### EXERCISE OBJECTIVE
Restate the records below word for word, leaving nothing out.

(Dataset rows describing interfaces)
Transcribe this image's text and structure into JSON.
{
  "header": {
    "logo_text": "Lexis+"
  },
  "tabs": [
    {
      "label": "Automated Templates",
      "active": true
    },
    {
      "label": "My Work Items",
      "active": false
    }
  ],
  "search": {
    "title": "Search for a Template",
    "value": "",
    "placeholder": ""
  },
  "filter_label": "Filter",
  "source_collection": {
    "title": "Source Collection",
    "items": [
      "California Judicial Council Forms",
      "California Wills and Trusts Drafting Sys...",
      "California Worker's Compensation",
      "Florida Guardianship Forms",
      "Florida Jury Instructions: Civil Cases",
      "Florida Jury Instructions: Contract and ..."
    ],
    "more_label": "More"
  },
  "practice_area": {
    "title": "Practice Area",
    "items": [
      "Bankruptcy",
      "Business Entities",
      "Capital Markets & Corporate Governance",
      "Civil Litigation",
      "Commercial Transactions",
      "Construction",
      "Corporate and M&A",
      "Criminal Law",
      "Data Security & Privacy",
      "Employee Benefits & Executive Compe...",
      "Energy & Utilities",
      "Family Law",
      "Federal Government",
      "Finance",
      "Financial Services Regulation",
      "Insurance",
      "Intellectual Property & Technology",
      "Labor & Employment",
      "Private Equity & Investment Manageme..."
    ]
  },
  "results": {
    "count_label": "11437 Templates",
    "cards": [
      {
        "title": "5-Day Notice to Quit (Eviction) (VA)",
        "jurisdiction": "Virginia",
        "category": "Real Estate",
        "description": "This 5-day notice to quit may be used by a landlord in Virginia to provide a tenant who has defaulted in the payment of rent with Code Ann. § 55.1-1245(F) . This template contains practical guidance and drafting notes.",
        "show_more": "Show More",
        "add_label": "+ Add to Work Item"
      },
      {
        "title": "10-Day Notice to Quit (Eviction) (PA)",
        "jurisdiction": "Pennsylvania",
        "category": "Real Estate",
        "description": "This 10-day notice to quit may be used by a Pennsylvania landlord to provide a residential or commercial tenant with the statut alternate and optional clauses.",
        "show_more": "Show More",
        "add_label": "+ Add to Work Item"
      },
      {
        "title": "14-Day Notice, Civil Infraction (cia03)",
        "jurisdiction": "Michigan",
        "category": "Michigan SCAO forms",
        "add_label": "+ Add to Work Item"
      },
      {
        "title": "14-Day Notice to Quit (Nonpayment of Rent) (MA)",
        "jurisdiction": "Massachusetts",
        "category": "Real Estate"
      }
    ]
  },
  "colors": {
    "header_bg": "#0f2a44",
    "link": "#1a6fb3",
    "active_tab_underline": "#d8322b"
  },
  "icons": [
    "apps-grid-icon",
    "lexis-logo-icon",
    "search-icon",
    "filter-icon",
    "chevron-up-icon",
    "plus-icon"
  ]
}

### SOLUTION TO THE EXERCISE
Transcribe this image's text and structure into JSON.
{
  "header": {
    "logo_text": "Lexis+"
  },
  "tabs": [
    {
      "label": "Automated Templates",
      "active": true
    },
    {
      "label": "My Work Items",
      "active": false
    }
  ],
  "search": {
    "title": "Search for a Template",
    "value": "",
    "placeholder": ""
  },
  "filter_label": "Filter",
  "source_collection": {
    "title": "Source Collection",
    "items": [
      "California Judicial Council Forms",
      "California Wills and Trusts Drafting Sys...",
      "California Worker's Compensation",
      "Florida Guardianship Forms",
      "Florida Jury Instructions: Civil Cases",
      "Florida Jury Instructions: Contract and ..."
    ],
    "more_label": "More"
  },
  "practice_area": {
    "title": "Practice Area",
    "items": [
      "Bankruptcy",
      "Business Entities",
      "Capital Markets & Corporate Governance",
      "Civil Litigation",
      "Commercial Transactions",
      "Construction",
      "Corporate and M&A",
      "Criminal Law",
      "Data Security & Privacy",
      "Employee Benefits & Executive Compe...",
      "Energy & Utilities",
      "Family Law",
      "Federal Government",
      "Finance",
      "Financial Services Regulation",
      "Insurance",
      "Intellectual Property & Technology",
      "Labor & Employment",
      "Private Equity & Investment Manageme..."
    ]
  },
  "results": {
    "count_label": "11437 Templates",
    "cards": [
      {
        "title": "5-Day Notice to Quit (Eviction) (VA)",
        "jurisdiction": "Virginia",
        "category": "Real Estate",
        "description": "This 5-day notice to quit may be used by a landlord in Virginia to provide a tenant who has defaulted in the payment of rent with Code Ann. § 55.1-1245(F) . This template contains practical guidance and drafting notes.",
        "show_more": "Show More",
        "add_label": "+ Add to Work Item"
      },
      {
        "title": "10-Day Notice to Quit (Eviction) (PA)",
        "jurisdiction": "Pennsylvania",
        "category": "Real Estate",
        "description": "This 10-day notice to quit may be used by a Pennsylvania landlord to provide a residential or commercial tenant with the statut alternate and optional clauses.",
        "show_more": "Show More",
        "add_label": "+ Add to Work Item"
      },
      {
        "title": "14-Day Notice, Civil Infraction (cia03)",
        "jurisdiction": "Michigan",
        "category": "Michigan SCAO forms",
        "add_label": "+ Add to Work Item"
      },
      {
        "title": "14-Day Notice to Quit (Nonpayment of Rent) (MA)",
        "jurisdiction": "Massachusetts",
        "category": "Real Estate"
      }
    ]
  },
  "colors": {
    "header_bg": "#0f2a44",
    "link": "#1a6fb3",
    "active_tab_underline": "#d8322b"
  },
  "icons": [
    "apps-grid-icon",
    "lexis-logo-icon",
    "search-icon",
    "filter-icon",
    "chevron-up-icon",
    "plus-icon"
  ]
}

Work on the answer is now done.